"People have to come to terms with the reality that 'we really are different people,'" says Ellyn Bader, a couples therapist.
Even when participants had to guess how their partners would rate themselves on intelligence, athleticism, and attractiveness, they were only right about 30% of the time.
A 2009 study led by researchers at the University of Denver found that most couples moved in for other reasons besides test-driving their relationship before marriage.
The link between income and infidelity is more nuanced than that.
"It's Not You, It's the Dishes" coauthor Paula Szuchman recommends a system where each person specializes in the chores they're best at.
Helen Fisher, a psychologist and relationship expert, told Business Insider that it's unclear when exactly the "in love" feeling starts to fade, but it does so "for good evolutionary reasons," she said, because "it's very metabolically expensive to spend an awful lot of time just focusing on just one person in that high-anxiety state." Back in the 1950s and '60s, Canadian psychologist Eric Berne introduced a three-tiered model for understanding a person's identity. Controlling for premarital happiness, the study concluded that marriage leads to increased well-being — and it does so much more for those who have a close friendship with their spouses.

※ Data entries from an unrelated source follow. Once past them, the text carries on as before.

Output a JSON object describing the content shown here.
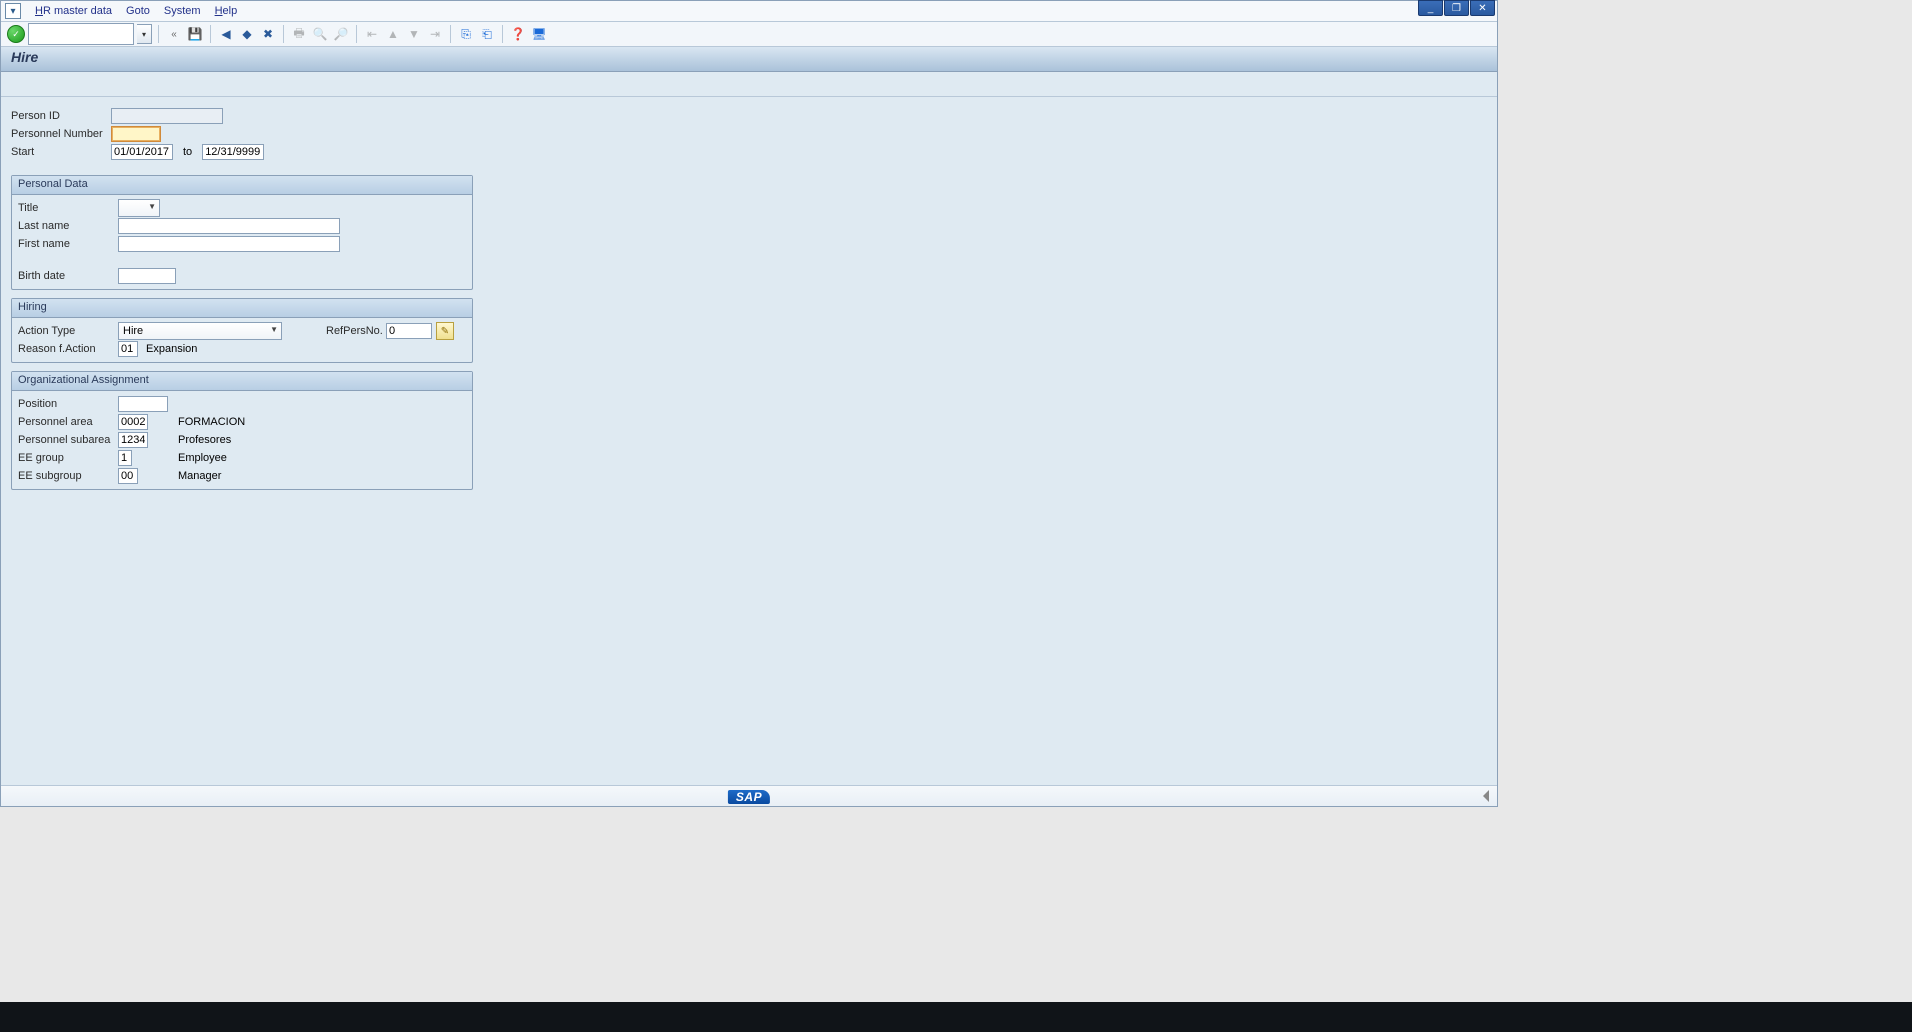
{
  "menu": {
    "items": [
      "HR master data",
      "Goto",
      "System",
      "Help"
    ]
  },
  "window_controls": {
    "minimize": "_",
    "maximize": "❐",
    "close": "✕"
  },
  "toolbar": {
    "icons": [
      "save",
      "back",
      "exit",
      "cancel",
      "print",
      "find",
      "findnext",
      "first",
      "prevpage",
      "nextpage",
      "last",
      "newsession",
      "shortcut",
      "help",
      "layout"
    ]
  },
  "title": "Hire",
  "header": {
    "person_id_label": "Person ID",
    "personnel_number_label": "Personnel Number",
    "start_label": "Start",
    "start_value": "01/01/2017",
    "to_label": "to",
    "end_value": "12/31/9999"
  },
  "personal_data": {
    "legend": "Personal Data",
    "title_label": "Title",
    "last_name_label": "Last name",
    "first_name_label": "First name",
    "birth_date_label": "Birth date"
  },
  "hiring": {
    "legend": "Hiring",
    "action_type_label": "Action Type",
    "action_type_value": "Hire",
    "reason_label": "Reason f.Action",
    "reason_code": "01",
    "reason_text": "Expansion",
    "refpersno_label": "RefPersNo.",
    "refpersno_value": "0"
  },
  "org": {
    "legend": "Organizational Assignment",
    "position_label": "Position",
    "personnel_area_label": "Personnel area",
    "personnel_area_code": "0002",
    "personnel_area_text": "FORMACION",
    "personnel_subarea_label": "Personnel subarea",
    "personnel_subarea_code": "1234",
    "personnel_subarea_text": "Profesores",
    "ee_group_label": "EE group",
    "ee_group_code": "1",
    "ee_group_text": "Employee",
    "ee_subgroup_label": "EE subgroup",
    "ee_subgroup_code": "00",
    "ee_subgroup_text": "Manager"
  },
  "status": {
    "logo": "SAP"
  }
}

He found that each of us have three "ego states" operating at once: • The parent: What you've been taught • The child: What you have felt • The adult: What you have learned When you're in a relationship, you relate on each of those levels: • The parent: Do you have similar values and beliefs about the world? Friendship, the paper found, is a key mechanism that could help explain the causal relationship between marriage and life satisfaction.
A study of 3,000 Americans who had ever been married found that age discrepancies correlate with friction in marriages.

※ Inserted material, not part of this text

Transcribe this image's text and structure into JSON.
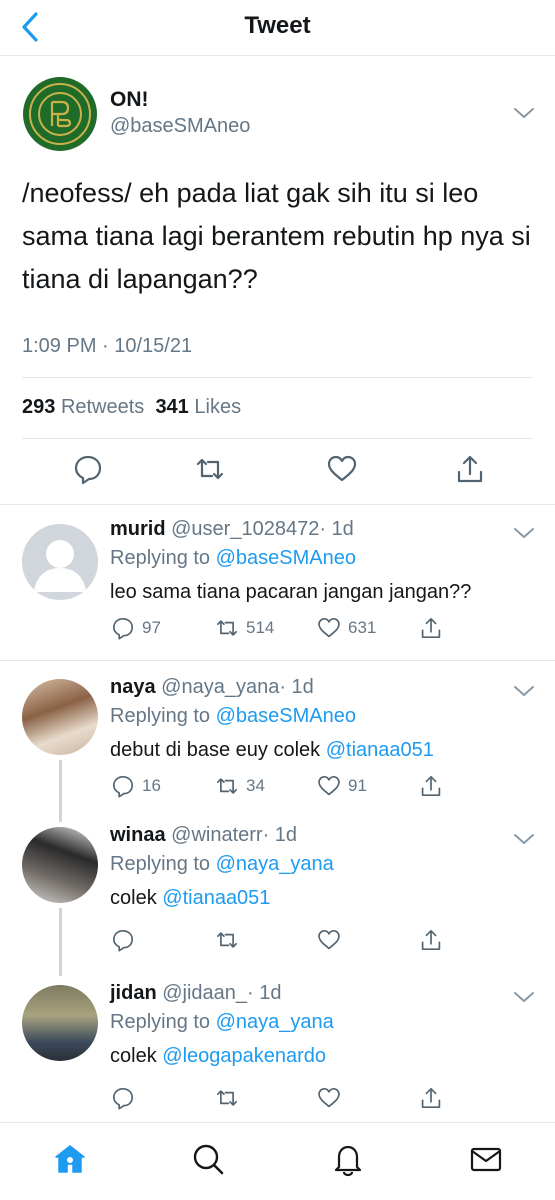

The Atlantic's Megan Garber reports: "A one-year discrepancy in a couple's ages, the study found, makes them 3 percent more likely to divorce (when compared to their same-aged counterparts); a 5-year difference, however, makes them 18 percent more likely to split up.